Exercise aim ::
Could you reproduce all of these records exactly?

Start of Excerpted data

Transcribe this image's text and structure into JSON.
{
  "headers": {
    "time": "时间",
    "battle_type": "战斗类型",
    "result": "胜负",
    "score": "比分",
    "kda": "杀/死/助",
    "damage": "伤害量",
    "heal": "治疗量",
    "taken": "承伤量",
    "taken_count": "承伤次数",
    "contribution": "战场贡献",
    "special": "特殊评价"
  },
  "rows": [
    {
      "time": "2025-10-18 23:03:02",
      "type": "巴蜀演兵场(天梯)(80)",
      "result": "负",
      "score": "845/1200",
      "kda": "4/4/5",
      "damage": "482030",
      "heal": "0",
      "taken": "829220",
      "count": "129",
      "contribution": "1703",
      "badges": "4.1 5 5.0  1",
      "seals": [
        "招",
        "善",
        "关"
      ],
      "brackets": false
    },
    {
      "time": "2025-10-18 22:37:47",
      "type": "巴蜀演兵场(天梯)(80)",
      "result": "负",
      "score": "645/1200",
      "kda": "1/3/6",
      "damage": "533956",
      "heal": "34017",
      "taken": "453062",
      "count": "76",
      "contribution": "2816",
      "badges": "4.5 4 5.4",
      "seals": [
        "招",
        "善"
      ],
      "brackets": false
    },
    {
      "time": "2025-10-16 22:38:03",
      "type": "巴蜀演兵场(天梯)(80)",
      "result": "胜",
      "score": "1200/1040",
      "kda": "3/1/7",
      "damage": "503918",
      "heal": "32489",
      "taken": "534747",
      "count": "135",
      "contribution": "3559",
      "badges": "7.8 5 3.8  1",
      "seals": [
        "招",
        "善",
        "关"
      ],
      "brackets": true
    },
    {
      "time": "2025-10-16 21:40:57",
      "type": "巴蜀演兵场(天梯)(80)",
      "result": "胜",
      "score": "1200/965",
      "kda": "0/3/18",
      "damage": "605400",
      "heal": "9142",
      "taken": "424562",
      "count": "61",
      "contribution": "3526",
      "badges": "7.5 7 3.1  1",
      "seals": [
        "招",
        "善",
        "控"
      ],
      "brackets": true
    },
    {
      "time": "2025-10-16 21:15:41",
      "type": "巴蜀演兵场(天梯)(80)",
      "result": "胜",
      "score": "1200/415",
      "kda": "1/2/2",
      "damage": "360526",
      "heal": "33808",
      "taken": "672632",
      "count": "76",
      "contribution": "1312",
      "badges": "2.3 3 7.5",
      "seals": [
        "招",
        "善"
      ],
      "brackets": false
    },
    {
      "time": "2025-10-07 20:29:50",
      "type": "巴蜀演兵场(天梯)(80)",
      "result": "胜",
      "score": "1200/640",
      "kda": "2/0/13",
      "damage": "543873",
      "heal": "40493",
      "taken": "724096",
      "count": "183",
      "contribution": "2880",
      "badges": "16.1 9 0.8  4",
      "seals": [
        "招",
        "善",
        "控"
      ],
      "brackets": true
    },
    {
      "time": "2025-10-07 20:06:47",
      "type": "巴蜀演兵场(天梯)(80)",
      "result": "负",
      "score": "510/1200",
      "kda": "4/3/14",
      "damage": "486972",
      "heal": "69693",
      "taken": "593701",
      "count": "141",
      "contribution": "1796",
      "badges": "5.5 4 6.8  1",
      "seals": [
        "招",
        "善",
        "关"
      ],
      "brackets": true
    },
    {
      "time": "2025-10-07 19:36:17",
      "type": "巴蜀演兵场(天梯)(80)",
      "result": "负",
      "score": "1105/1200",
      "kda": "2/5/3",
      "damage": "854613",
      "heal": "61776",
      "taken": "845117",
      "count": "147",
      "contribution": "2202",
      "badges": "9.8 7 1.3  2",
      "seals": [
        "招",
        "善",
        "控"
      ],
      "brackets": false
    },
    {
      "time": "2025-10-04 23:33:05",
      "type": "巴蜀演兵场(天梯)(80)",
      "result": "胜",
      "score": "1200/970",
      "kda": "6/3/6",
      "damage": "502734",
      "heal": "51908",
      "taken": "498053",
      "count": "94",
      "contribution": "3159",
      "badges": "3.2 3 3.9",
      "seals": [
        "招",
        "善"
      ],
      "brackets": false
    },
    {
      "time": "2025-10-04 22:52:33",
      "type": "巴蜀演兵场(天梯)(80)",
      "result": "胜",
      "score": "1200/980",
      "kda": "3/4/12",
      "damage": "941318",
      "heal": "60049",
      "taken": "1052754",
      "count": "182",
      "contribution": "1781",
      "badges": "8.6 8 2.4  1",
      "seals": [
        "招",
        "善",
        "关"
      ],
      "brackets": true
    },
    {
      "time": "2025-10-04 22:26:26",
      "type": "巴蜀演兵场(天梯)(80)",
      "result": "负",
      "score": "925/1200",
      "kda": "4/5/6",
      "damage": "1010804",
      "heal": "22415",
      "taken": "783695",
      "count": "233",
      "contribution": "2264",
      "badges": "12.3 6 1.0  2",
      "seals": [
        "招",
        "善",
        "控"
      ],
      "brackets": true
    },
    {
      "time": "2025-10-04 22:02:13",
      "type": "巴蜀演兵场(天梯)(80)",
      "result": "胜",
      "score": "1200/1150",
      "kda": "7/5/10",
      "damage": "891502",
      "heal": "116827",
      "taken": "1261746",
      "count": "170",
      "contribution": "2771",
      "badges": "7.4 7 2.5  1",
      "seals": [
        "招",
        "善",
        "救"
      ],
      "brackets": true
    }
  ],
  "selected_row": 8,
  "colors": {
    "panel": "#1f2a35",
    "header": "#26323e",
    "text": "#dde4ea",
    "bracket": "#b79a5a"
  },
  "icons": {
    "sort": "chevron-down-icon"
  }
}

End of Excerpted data

Answer to this task ::
Transcribe this image's text and structure into JSON.
{
  "headers": {
    "time": "时间",
    "battle_type": "战斗类型",
    "result": "胜负",
    "score": "比分",
    "kda": "杀/死/助",
    "damage": "伤害量",
    "heal": "治疗量",
    "taken": "承伤量",
    "taken_count": "承伤次数",
    "contribution": "战场贡献",
    "special": "特殊评价"
  },
  "rows": [
    {
      "time": "2025-10-18 23:03:02",
      "type": "巴蜀演兵场(天梯)(80)",
      "result": "负",
      "score": "845/1200",
      "kda": "4/4/5",
      "damage": "482030",
      "heal": "0",
      "taken": "829220",
      "count": "129",
      "contribution": "1703",
      "badges": "4.1 5 5.0  1",
      "seals": [
        "招",
        "善",
        "关"
      ],
      "brackets": false
    },
    {
      "time": "2025-10-18 22:37:47",
      "type": "巴蜀演兵场(天梯)(80)",
      "result": "负",
      "score": "645/1200",
      "kda": "1/3/6",
      "damage": "533956",
      "heal": "34017",
      "taken": "453062",
      "count": "76",
      "contribution": "2816",
      "badges": "4.5 4 5.4",
      "seals": [
        "招",
        "善"
      ],
      "brackets": false
    },
    {
      "time": "2025-10-16 22:38:03",
      "type": "巴蜀演兵场(天梯)(80)",
      "result": "胜",
      "score": "1200/1040",
      "kda": "3/1/7",
      "damage": "503918",
      "heal": "32489",
      "taken": "534747",
      "count": "135",
      "contribution": "3559",
      "badges": "7.8 5 3.8  1",
      "seals": [
        "招",
        "善",
        "关"
      ],
      "brackets": true
    },
    {
      "time": "2025-10-16 21:40:57",
      "type": "巴蜀演兵场(天梯)(80)",
      "result": "胜",
      "score": "1200/965",
      "kda": "0/3/18",
      "damage": "605400",
      "heal": "9142",
      "taken": "424562",
      "count": "61",
      "contribution": "3526",
      "badges": "7.5 7 3.1  1",
      "seals": [
        "招",
        "善",
        "控"
      ],
      "brackets": true
    },
    {
      "time": "2025-10-16 21:15:41",
      "type": "巴蜀演兵场(天梯)(80)",
      "result": "胜",
      "score": "1200/415",
      "kda": "1/2/2",
      "damage": "360526",
      "heal": "33808",
      "taken": "672632",
      "count": "76",
      "contribution": "1312",
      "badges": "2.3 3 7.5",
      "seals": [
        "招",
        "善"
      ],
      "brackets": false
    },
    {
      "time": "2025-10-07 20:29:50",
      "type": "巴蜀演兵场(天梯)(80)",
      "result": "胜",
      "score": "1200/640",
      "kda": "2/0/13",
      "damage": "543873",
      "heal": "40493",
      "taken": "724096",
      "count": "183",
      "contribution": "2880",
      "badges": "16.1 9 0.8  4",
      "seals": [
        "招",
        "善",
        "控"
      ],
      "brackets": true
    },
    {
      "time": "2025-10-07 20:06:47",
      "type": "巴蜀演兵场(天梯)(80)",
      "result": "负",
      "score": "510/1200",
      "kda": "4/3/14",
      "damage": "486972",
      "heal": "69693",
      "taken": "593701",
      "count": "141",
      "contribution": "1796",
      "badges": "5.5 4 6.8  1",
      "seals": [
        "招",
        "善",
        "关"
      ],
      "brackets": true
    },
    {
      "time": "2025-10-07 19:36:17",
      "type": "巴蜀演兵场(天梯)(80)",
      "result": "负",
      "score": "1105/1200",
      "kda": "2/5/3",
      "damage": "854613",
      "heal": "61776",
      "taken": "845117",
      "count": "147",
      "contribution": "2202",
      "badges": "9.8 7 1.3  2",
      "seals": [
        "招",
        "善",
        "控"
      ],
      "brackets": false
    },
    {
      "time": "2025-10-04 23:33:05",
      "type": "巴蜀演兵场(天梯)(80)",
      "result": "胜",
      "score": "1200/970",
      "kda": "6/3/6",
      "damage": "502734",
      "heal": "51908",
      "taken": "498053",
      "count": "94",
      "contribution": "3159",
      "badges": "3.2 3 3.9",
      "seals": [
        "招",
        "善"
      ],
      "brackets": false
    },
    {
      "time": "2025-10-04 22:52:33",
      "type": "巴蜀演兵场(天梯)(80)",
      "result": "胜",
      "score": "1200/980",
      "kda": "3/4/12",
      "damage": "941318",
      "heal": "60049",
      "taken": "1052754",
      "count": "182",
      "contribution": "1781",
      "badges": "8.6 8 2.4  1",
      "seals": [
        "招",
        "善",
        "关"
      ],
      "brackets": true
    },
    {
      "time": "2025-10-04 22:26:26",
      "type": "巴蜀演兵场(天梯)(80)",
      "result": "负",
      "score": "925/1200",
      "kda": "4/5/6",
      "damage": "1010804",
      "heal": "22415",
      "taken": "783695",
      "count": "233",
      "contribution": "2264",
      "badges": "12.3 6 1.0  2",
      "seals": [
        "招",
        "善",
        "控"
      ],
      "brackets": true
    },
    {
      "time": "2025-10-04 22:02:13",
      "type": "巴蜀演兵场(天梯)(80)",
      "result": "胜",
      "score": "1200/1150",
      "kda": "7/5/10",
      "damage": "891502",
      "heal": "116827",
      "taken": "1261746",
      "count": "170",
      "contribution": "2771",
      "badges": "7.4 7 2.5  1",
      "seals": [
        "招",
        "善",
        "救"
      ],
      "brackets": true
    }
  ],
  "selected_row": 8,
  "colors": {
    "panel": "#1f2a35",
    "header": "#26323e",
    "text": "#dde4ea",
    "bracket": "#b79a5a"
  },
  "icons": {
    "sort": "chevron-down-icon"
  }
}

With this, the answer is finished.